Determine how many lines in the records hold "title", then give that number by itself.

__Provided entries__:

========

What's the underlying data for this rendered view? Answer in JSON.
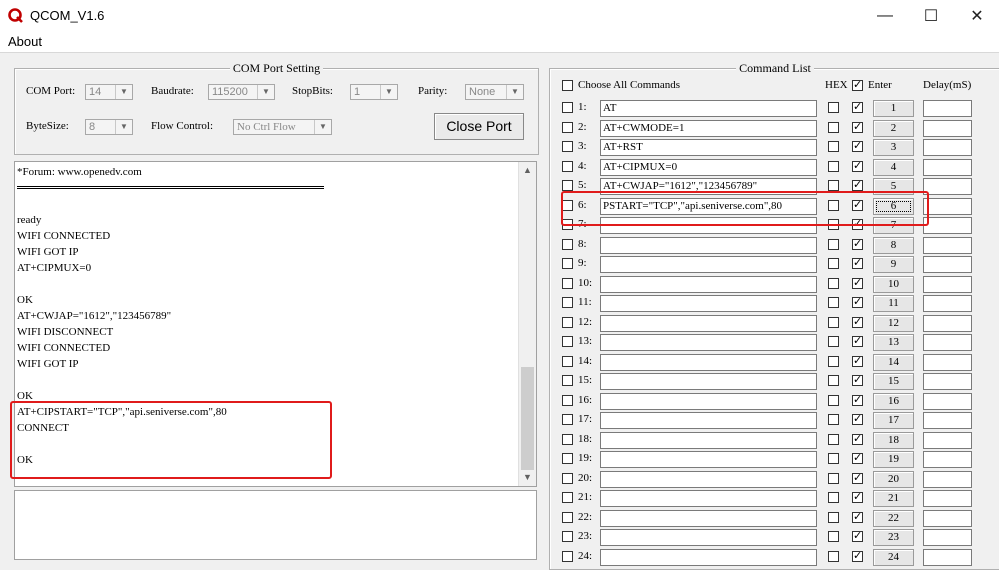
{
  "window": {
    "title": "QCOM_V1.6",
    "minimize_glyph": "—",
    "maximize_glyph": "☐",
    "close_glyph": "✕",
    "icon": "qcom-logo-icon"
  },
  "menu": {
    "about": "About"
  },
  "port_settings": {
    "title": "COM Port Setting",
    "com_port_label": "COM Port:",
    "com_port_value": "14",
    "baudrate_label": "Baudrate:",
    "baudrate_value": "115200",
    "stopbits_label": "StopBits:",
    "stopbits_value": "1",
    "parity_label": "Parity:",
    "parity_value": "None",
    "bytesize_label": "ByteSize:",
    "bytesize_value": "8",
    "flow_control_label": "Flow Control:",
    "flow_control_value": "No Ctrl Flow",
    "close_port_label": "Close Port"
  },
  "receive": {
    "forum_line": "*Forum: www.openedv.com",
    "lines": [
      "ready",
      "WIFI CONNECTED",
      "WIFI GOT IP",
      "AT+CIPMUX=0",
      "",
      "OK",
      "AT+CWJAP=\"1612\",\"123456789\"",
      "WIFI DISCONNECT",
      "WIFI CONNECTED",
      "WIFI GOT IP",
      "",
      "OK",
      "AT+CIPSTART=\"TCP\",\"api.seniverse.com\",80",
      "CONNECT",
      "",
      "OK"
    ]
  },
  "command_list": {
    "title": "Command List",
    "choose_all_label": "Choose All Commands",
    "hex_header": "HEX",
    "enter_header": "Enter",
    "delay_header": "Delay(mS)",
    "rows": [
      {
        "num": "1:",
        "command": "AT",
        "hex": false,
        "enter": true,
        "button": "1"
      },
      {
        "num": "2:",
        "command": "AT+CWMODE=1",
        "hex": false,
        "enter": true,
        "button": "2"
      },
      {
        "num": "3:",
        "command": "AT+RST",
        "hex": false,
        "enter": true,
        "button": "3"
      },
      {
        "num": "4:",
        "command": "AT+CIPMUX=0",
        "hex": false,
        "enter": true,
        "button": "4"
      },
      {
        "num": "5:",
        "command": "AT+CWJAP=\"1612\",\"123456789\"",
        "hex": false,
        "enter": true,
        "button": "5"
      },
      {
        "num": "6:",
        "command": "PSTART=\"TCP\",\"api.seniverse.com\",80",
        "hex": false,
        "enter": true,
        "button": "6"
      },
      {
        "num": "7:",
        "command": "",
        "hex": false,
        "enter": true,
        "button": "7"
      },
      {
        "num": "8:",
        "command": "",
        "hex": false,
        "enter": true,
        "button": "8"
      },
      {
        "num": "9:",
        "command": "",
        "hex": false,
        "enter": true,
        "button": "9"
      },
      {
        "num": "10:",
        "command": "",
        "hex": false,
        "enter": true,
        "button": "10"
      },
      {
        "num": "11:",
        "command": "",
        "hex": false,
        "enter": true,
        "button": "11"
      },
      {
        "num": "12:",
        "command": "",
        "hex": false,
        "enter": true,
        "button": "12"
      },
      {
        "num": "13:",
        "command": "",
        "hex": false,
        "enter": true,
        "button": "13"
      },
      {
        "num": "14:",
        "command": "",
        "hex": false,
        "enter": true,
        "button": "14"
      },
      {
        "num": "15:",
        "command": "",
        "hex": false,
        "enter": true,
        "button": "15"
      },
      {
        "num": "16:",
        "command": "",
        "hex": false,
        "enter": true,
        "button": "16"
      },
      {
        "num": "17:",
        "command": "",
        "hex": false,
        "enter": true,
        "button": "17"
      },
      {
        "num": "18:",
        "command": "",
        "hex": false,
        "enter": true,
        "button": "18"
      },
      {
        "num": "19:",
        "command": "",
        "hex": false,
        "enter": true,
        "button": "19"
      },
      {
        "num": "20:",
        "command": "",
        "hex": false,
        "enter": true,
        "button": "20"
      },
      {
        "num": "21:",
        "command": "",
        "hex": false,
        "enter": true,
        "button": "21"
      },
      {
        "num": "22:",
        "command": "",
        "hex": false,
        "enter": true,
        "button": "22"
      },
      {
        "num": "23:",
        "command": "",
        "hex": false,
        "enter": true,
        "button": "23"
      },
      {
        "num": "24:",
        "command": "",
        "hex": false,
        "enter": true,
        "button": "24"
      }
    ]
  },
  "colors": {
    "highlight": "#e01b1b",
    "window_bg": "#f0f0f0"
  }
}
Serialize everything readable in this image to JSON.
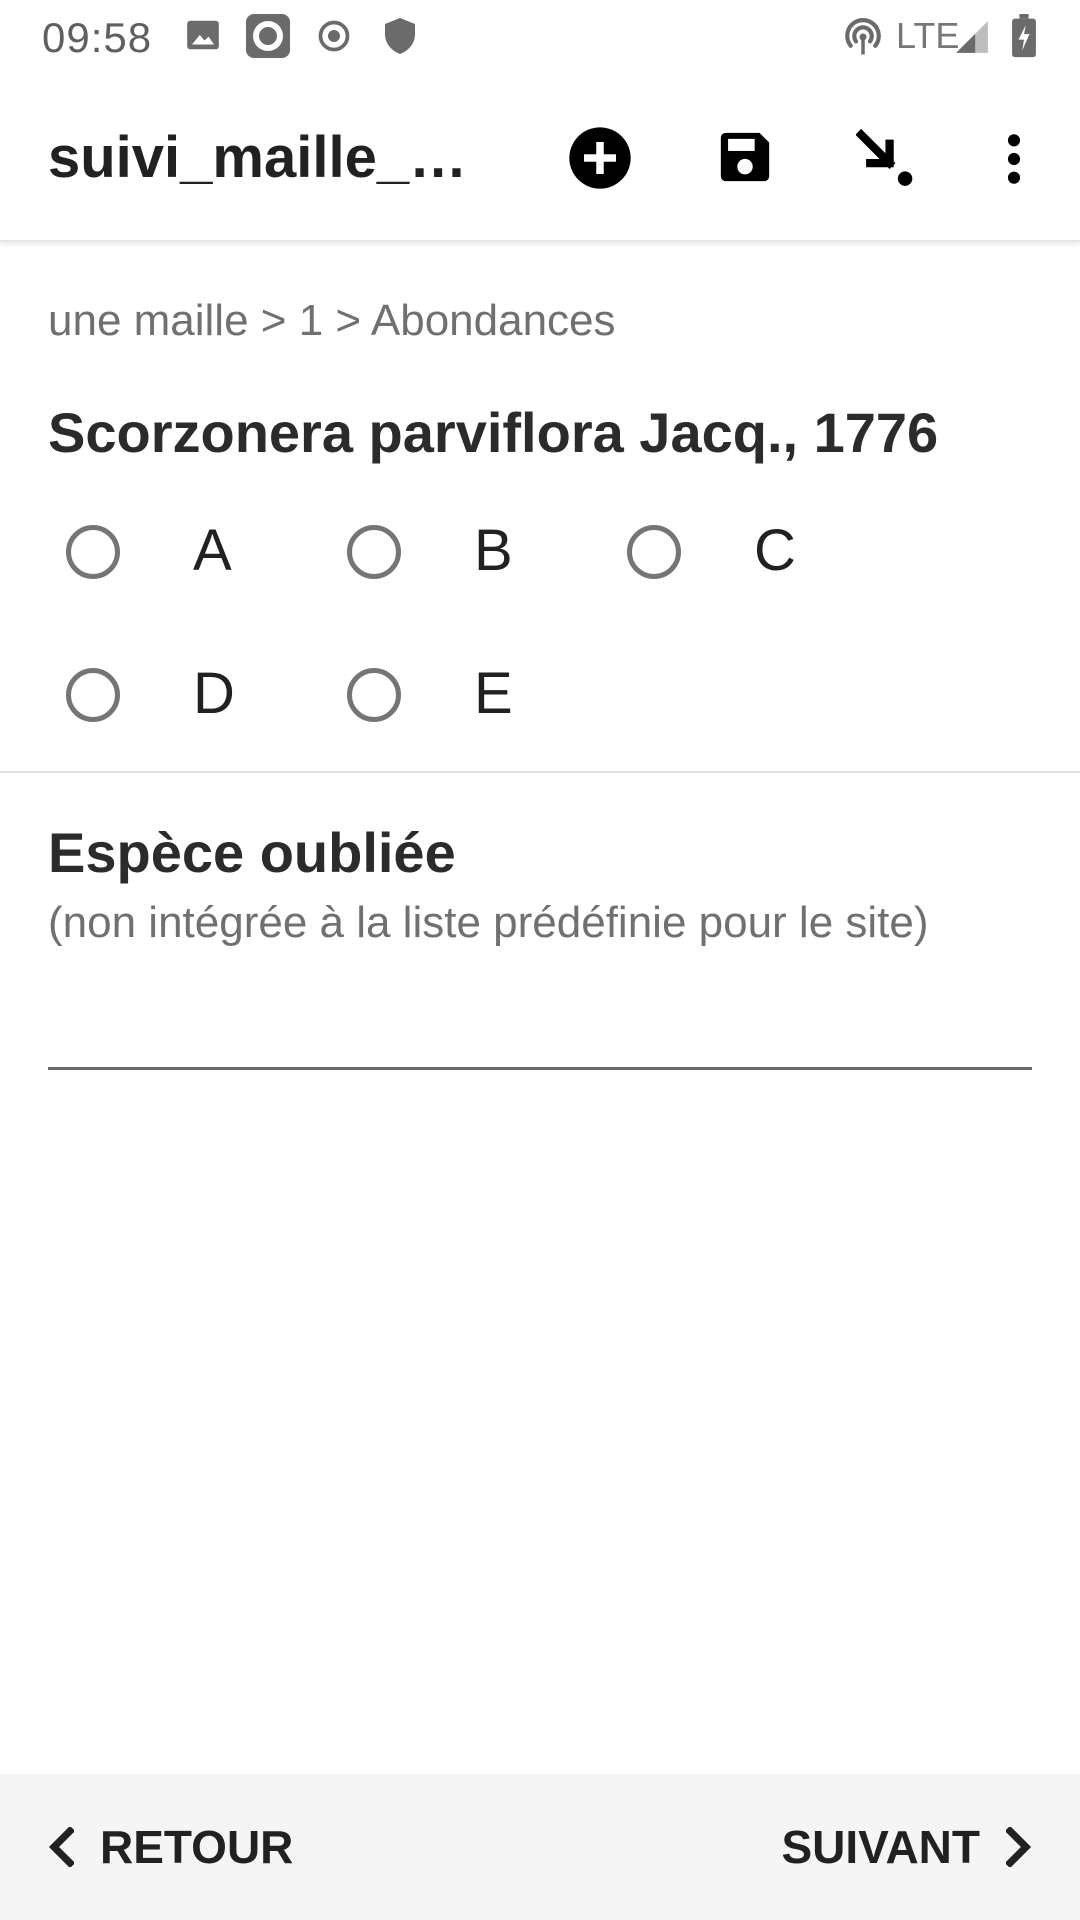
{
  "status_bar": {
    "time": "09:58",
    "network": "LTE",
    "icons": [
      "image-icon",
      "record-icon",
      "location-target-icon",
      "shield-icon",
      "hotspot-icon",
      "signal-icon",
      "battery-charging-icon"
    ]
  },
  "app_bar": {
    "title": "suivi_maille_b…",
    "actions": [
      "add-circle-icon",
      "save-icon",
      "jump-arrow-icon",
      "more-vert-icon"
    ]
  },
  "breadcrumb": "une maille > 1 > Abondances",
  "species": {
    "title": "Scorzonera parviflora Jacq., 1776",
    "options": [
      {
        "label": "A",
        "selected": false
      },
      {
        "label": "B",
        "selected": false
      },
      {
        "label": "C",
        "selected": false
      },
      {
        "label": "D",
        "selected": false
      },
      {
        "label": "E",
        "selected": false
      }
    ]
  },
  "forgotten_species": {
    "title": "Espèce oubliée",
    "hint": "(non intégrée à la liste prédéfinie pour le site)",
    "value": ""
  },
  "navigation": {
    "back_label": "RETOUR",
    "next_label": "SUIVANT"
  },
  "colors": {
    "text": "#212121",
    "secondary_text": "#707070",
    "radio_border": "#757575",
    "bottom_bar": "#f5f5f5"
  }
}
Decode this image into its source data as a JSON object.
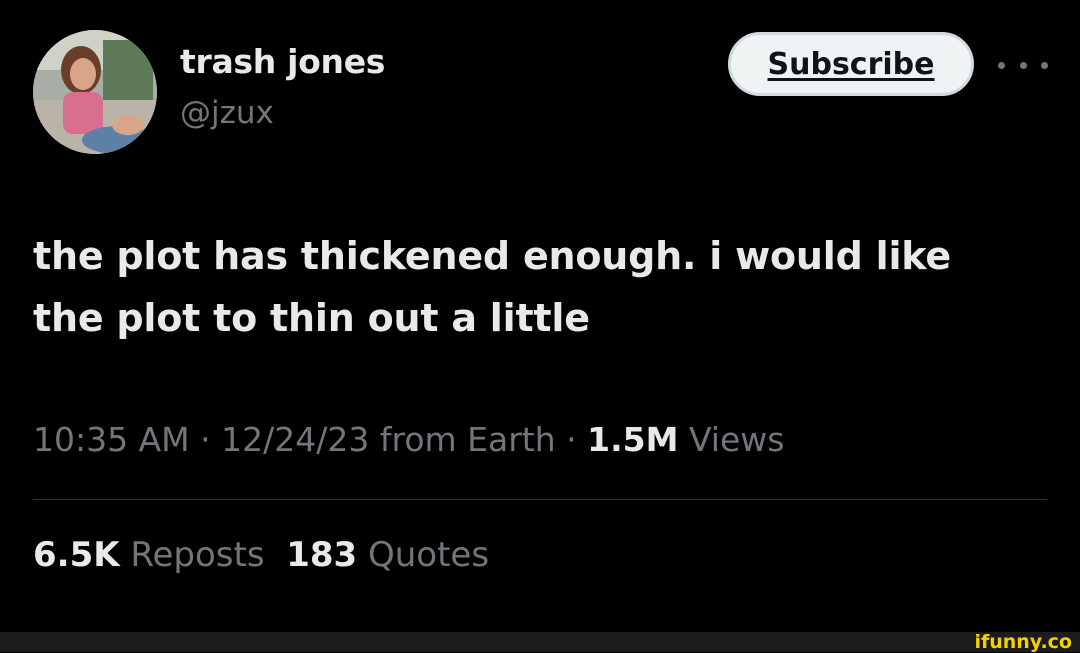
{
  "author": {
    "name": "trash jones",
    "handle": "@jzux"
  },
  "header": {
    "subscribe_label": "Subscribe",
    "more_icon": "more-horizontal-icon"
  },
  "tweet": {
    "text": "the plot has thickened enough. i would like the plot to thin out a little"
  },
  "meta": {
    "time": "10:35 AM",
    "separator": "·",
    "date": "12/24/23",
    "source": "from Earth",
    "views_count": "1.5M",
    "views_label": "Views"
  },
  "stats": {
    "reposts_count": "6.5K",
    "reposts_label": "Reposts",
    "quotes_count": "183",
    "quotes_label": "Quotes"
  },
  "footer": {
    "watermark": "ifunny.co"
  },
  "colors": {
    "background": "#000000",
    "primary_text": "#e7e9ea",
    "secondary_text": "#71767b",
    "watermark": "#f5d000"
  }
}
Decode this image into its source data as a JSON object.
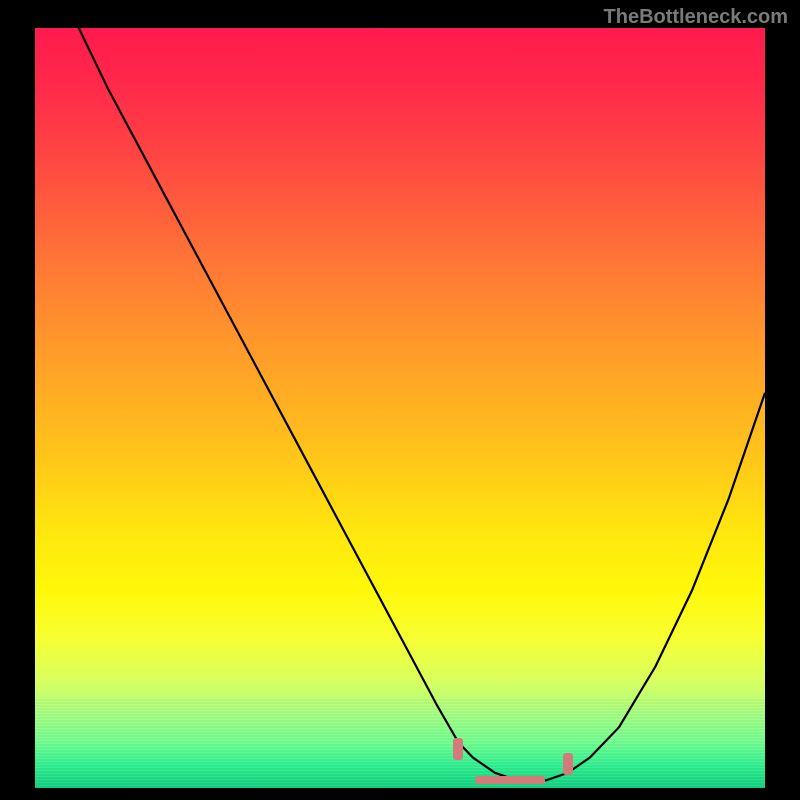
{
  "watermark": "TheBottleneck.com",
  "chart_data": {
    "type": "line",
    "title": "",
    "xlabel": "",
    "ylabel": "",
    "xlim": [
      0,
      100
    ],
    "ylim": [
      0,
      100
    ],
    "series": [
      {
        "name": "bottleneck-curve",
        "x": [
          6,
          10,
          15,
          20,
          25,
          30,
          35,
          40,
          45,
          50,
          55,
          58,
          60,
          63,
          66,
          70,
          73,
          76,
          80,
          85,
          90,
          95,
          100
        ],
        "y": [
          100,
          92,
          83,
          74,
          65,
          56,
          47,
          38,
          29,
          20,
          11,
          6,
          4,
          2,
          1,
          1,
          2,
          4,
          8,
          16,
          26,
          38,
          52
        ]
      }
    ],
    "markers": [
      {
        "name": "optimal-range-left",
        "x": 58,
        "y": 5
      },
      {
        "name": "optimal-range-bottom",
        "x": 65,
        "y": 1
      },
      {
        "name": "optimal-range-right",
        "x": 73,
        "y": 3
      }
    ],
    "gradient_stops": [
      {
        "pos": 0,
        "color": "#ff1a4d"
      },
      {
        "pos": 50,
        "color": "#ffc41a"
      },
      {
        "pos": 80,
        "color": "#f8ff30"
      },
      {
        "pos": 100,
        "color": "#10d080"
      }
    ]
  }
}
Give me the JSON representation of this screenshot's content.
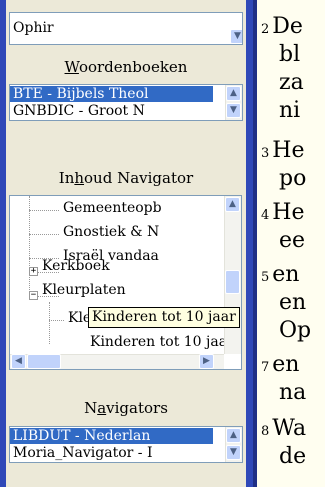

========

__Response area__:
7